=== ENTRIES SHOWN ===
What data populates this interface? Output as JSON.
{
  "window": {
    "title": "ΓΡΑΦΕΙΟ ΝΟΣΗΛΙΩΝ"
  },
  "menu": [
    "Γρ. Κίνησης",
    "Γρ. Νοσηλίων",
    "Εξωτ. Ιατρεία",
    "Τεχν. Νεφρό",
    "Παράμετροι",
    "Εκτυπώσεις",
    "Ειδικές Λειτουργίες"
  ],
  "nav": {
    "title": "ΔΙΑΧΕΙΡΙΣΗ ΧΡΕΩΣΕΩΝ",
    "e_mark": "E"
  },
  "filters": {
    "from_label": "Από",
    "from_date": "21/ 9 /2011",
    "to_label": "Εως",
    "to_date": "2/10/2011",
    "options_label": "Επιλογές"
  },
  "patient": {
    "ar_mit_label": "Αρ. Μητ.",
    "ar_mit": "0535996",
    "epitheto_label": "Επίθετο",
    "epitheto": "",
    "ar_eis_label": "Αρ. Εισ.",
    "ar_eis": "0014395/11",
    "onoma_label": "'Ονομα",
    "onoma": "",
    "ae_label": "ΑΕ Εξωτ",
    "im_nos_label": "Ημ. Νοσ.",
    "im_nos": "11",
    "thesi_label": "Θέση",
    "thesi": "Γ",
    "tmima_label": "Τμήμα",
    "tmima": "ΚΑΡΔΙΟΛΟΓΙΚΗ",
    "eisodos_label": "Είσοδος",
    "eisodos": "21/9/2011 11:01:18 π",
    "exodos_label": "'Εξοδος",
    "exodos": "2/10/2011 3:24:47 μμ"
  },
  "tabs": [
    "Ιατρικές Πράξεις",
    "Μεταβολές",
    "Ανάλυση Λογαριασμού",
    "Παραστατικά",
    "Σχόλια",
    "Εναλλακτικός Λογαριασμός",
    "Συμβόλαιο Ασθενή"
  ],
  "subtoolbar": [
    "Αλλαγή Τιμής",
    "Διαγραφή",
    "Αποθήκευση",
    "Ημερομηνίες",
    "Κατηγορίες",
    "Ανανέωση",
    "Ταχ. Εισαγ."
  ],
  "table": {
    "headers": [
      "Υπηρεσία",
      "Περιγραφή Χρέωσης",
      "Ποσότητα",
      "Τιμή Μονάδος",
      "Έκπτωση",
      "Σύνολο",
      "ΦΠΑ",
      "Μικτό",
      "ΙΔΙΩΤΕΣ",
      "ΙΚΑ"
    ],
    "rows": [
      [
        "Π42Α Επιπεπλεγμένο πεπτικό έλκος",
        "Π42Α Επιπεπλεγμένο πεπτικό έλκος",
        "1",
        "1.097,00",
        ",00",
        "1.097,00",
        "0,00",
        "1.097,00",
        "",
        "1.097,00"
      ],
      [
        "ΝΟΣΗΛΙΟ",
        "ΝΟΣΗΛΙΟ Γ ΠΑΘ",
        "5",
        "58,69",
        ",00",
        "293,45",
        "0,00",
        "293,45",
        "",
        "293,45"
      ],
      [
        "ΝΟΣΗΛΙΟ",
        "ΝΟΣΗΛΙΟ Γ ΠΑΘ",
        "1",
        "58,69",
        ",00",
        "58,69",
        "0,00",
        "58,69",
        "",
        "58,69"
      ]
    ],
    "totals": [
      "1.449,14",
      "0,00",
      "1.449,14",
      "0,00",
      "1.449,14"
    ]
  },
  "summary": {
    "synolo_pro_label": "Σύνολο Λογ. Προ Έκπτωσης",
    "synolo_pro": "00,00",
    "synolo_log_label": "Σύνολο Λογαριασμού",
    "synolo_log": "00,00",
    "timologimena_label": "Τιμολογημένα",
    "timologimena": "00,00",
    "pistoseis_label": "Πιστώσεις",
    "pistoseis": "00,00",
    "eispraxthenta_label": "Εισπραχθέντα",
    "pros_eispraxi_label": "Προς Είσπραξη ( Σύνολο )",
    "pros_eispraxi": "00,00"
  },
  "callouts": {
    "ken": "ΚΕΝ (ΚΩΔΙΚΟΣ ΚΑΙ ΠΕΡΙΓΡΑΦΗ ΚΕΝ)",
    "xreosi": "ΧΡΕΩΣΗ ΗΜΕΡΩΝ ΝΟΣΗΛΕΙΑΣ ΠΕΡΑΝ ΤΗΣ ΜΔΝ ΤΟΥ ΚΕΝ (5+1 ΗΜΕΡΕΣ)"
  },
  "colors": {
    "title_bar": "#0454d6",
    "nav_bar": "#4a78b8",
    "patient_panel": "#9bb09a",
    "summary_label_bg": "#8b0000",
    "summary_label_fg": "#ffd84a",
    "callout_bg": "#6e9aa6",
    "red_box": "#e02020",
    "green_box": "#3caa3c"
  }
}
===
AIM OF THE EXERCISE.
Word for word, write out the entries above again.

ANSWER TO THE EXERCISE.
What data populates this interface? Output as JSON.
{
  "window": {
    "title": "ΓΡΑΦΕΙΟ ΝΟΣΗΛΙΩΝ"
  },
  "menu": [
    "Γρ. Κίνησης",
    "Γρ. Νοσηλίων",
    "Εξωτ. Ιατρεία",
    "Τεχν. Νεφρό",
    "Παράμετροι",
    "Εκτυπώσεις",
    "Ειδικές Λειτουργίες"
  ],
  "nav": {
    "title": "ΔΙΑΧΕΙΡΙΣΗ ΧΡΕΩΣΕΩΝ",
    "e_mark": "E"
  },
  "filters": {
    "from_label": "Από",
    "from_date": "21/ 9 /2011",
    "to_label": "Εως",
    "to_date": "2/10/2011",
    "options_label": "Επιλογές"
  },
  "patient": {
    "ar_mit_label": "Αρ. Μητ.",
    "ar_mit": "0535996",
    "epitheto_label": "Επίθετο",
    "epitheto": "",
    "ar_eis_label": "Αρ. Εισ.",
    "ar_eis": "0014395/11",
    "onoma_label": "'Ονομα",
    "onoma": "",
    "ae_label": "ΑΕ Εξωτ",
    "im_nos_label": "Ημ. Νοσ.",
    "im_nos": "11",
    "thesi_label": "Θέση",
    "thesi": "Γ",
    "tmima_label": "Τμήμα",
    "tmima": "ΚΑΡΔΙΟΛΟΓΙΚΗ",
    "eisodos_label": "Είσοδος",
    "eisodos": "21/9/2011 11:01:18 π",
    "exodos_label": "'Εξοδος",
    "exodos": "2/10/2011 3:24:47 μμ"
  },
  "tabs": [
    "Ιατρικές Πράξεις",
    "Μεταβολές",
    "Ανάλυση Λογαριασμού",
    "Παραστατικά",
    "Σχόλια",
    "Εναλλακτικός Λογαριασμός",
    "Συμβόλαιο Ασθενή"
  ],
  "subtoolbar": [
    "Αλλαγή Τιμής",
    "Διαγραφή",
    "Αποθήκευση",
    "Ημερομηνίες",
    "Κατηγορίες",
    "Ανανέωση",
    "Ταχ. Εισαγ."
  ],
  "table": {
    "headers": [
      "Υπηρεσία",
      "Περιγραφή Χρέωσης",
      "Ποσότητα",
      "Τιμή Μονάδος",
      "Έκπτωση",
      "Σύνολο",
      "ΦΠΑ",
      "Μικτό",
      "ΙΔΙΩΤΕΣ",
      "ΙΚΑ"
    ],
    "rows": [
      [
        "Π42Α Επιπεπλεγμένο πεπτικό έλκος",
        "Π42Α Επιπεπλεγμένο πεπτικό έλκος",
        "1",
        "1.097,00",
        ",00",
        "1.097,00",
        "0,00",
        "1.097,00",
        "",
        "1.097,00"
      ],
      [
        "ΝΟΣΗΛΙΟ",
        "ΝΟΣΗΛΙΟ Γ ΠΑΘ",
        "5",
        "58,69",
        ",00",
        "293,45",
        "0,00",
        "293,45",
        "",
        "293,45"
      ],
      [
        "ΝΟΣΗΛΙΟ",
        "ΝΟΣΗΛΙΟ Γ ΠΑΘ",
        "1",
        "58,69",
        ",00",
        "58,69",
        "0,00",
        "58,69",
        "",
        "58,69"
      ]
    ],
    "totals": [
      "1.449,14",
      "0,00",
      "1.449,14",
      "0,00",
      "1.449,14"
    ]
  },
  "summary": {
    "synolo_pro_label": "Σύνολο Λογ. Προ Έκπτωσης",
    "synolo_pro": "00,00",
    "synolo_log_label": "Σύνολο Λογαριασμού",
    "synolo_log": "00,00",
    "timologimena_label": "Τιμολογημένα",
    "timologimena": "00,00",
    "pistoseis_label": "Πιστώσεις",
    "pistoseis": "00,00",
    "eispraxthenta_label": "Εισπραχθέντα",
    "pros_eispraxi_label": "Προς Είσπραξη ( Σύνολο )",
    "pros_eispraxi": "00,00"
  },
  "callouts": {
    "ken": "ΚΕΝ (ΚΩΔΙΚΟΣ ΚΑΙ ΠΕΡΙΓΡΑΦΗ ΚΕΝ)",
    "xreosi": "ΧΡΕΩΣΗ ΗΜΕΡΩΝ ΝΟΣΗΛΕΙΑΣ ΠΕΡΑΝ ΤΗΣ ΜΔΝ ΤΟΥ ΚΕΝ (5+1 ΗΜΕΡΕΣ)"
  },
  "colors": {
    "title_bar": "#0454d6",
    "nav_bar": "#4a78b8",
    "patient_panel": "#9bb09a",
    "summary_label_bg": "#8b0000",
    "summary_label_fg": "#ffd84a",
    "callout_bg": "#6e9aa6",
    "red_box": "#e02020",
    "green_box": "#3caa3c"
  }
}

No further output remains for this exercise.